The government's own FDA website has a page entitled What FDA Doesn't Regulate. Here's what they have to say about "consumer products":
"The agency has no jurisdiction over many household goods. The Consumer Product Safety Commission (CPSC) is responsible for ensuring the safety of consumer goods such as household appliances (excluding those that emit radiation), paint, child-resistant packages, and baby toys."
See some things left out?
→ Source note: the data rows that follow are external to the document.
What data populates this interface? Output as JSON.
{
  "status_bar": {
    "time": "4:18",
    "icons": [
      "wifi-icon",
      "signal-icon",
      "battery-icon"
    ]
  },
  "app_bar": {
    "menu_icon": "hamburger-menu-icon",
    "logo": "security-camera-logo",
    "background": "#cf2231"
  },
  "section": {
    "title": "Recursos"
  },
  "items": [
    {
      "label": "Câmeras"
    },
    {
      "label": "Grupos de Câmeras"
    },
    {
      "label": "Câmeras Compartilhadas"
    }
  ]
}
How about the EPA? They say this:
"EPA has no authority to regulate household products (or any other aspect of indoor air quality). . . .Even if we had authority to regulate indoor air quality, it would be difficult to regulate household (or other) products because we have no authority to collect information on the chemical content of products in the marketplace (nor does any Federal Agency)."
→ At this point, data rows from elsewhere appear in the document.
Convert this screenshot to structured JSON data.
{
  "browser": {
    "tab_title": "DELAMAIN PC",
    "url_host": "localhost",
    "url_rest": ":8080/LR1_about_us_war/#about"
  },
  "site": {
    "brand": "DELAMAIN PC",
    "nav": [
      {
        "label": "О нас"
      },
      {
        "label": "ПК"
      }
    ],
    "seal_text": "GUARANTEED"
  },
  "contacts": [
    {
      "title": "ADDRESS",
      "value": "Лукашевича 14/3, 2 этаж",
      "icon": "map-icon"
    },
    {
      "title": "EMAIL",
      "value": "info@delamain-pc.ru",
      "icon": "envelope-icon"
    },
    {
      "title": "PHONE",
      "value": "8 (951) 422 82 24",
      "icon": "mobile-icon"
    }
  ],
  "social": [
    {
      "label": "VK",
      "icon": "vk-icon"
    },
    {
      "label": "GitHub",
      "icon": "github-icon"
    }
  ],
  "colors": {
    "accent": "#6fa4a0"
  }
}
If governmental agencies don't have the authority to protect us from toxins in common products, our choices are to either trust the manufacturers or do our own homework. This is more challenging than you might think, due to inadequate labeling laws (a topic I'll probably address in a future post), but is still both possible and necessary. Some basic Christian principles include taking care of our bodies (1 Corinthians 6:19-20) and loving our neighbors as ourselves (Matthew 22:39). Knowing whether the products we use are toxic to ourselves and those around us is part of that.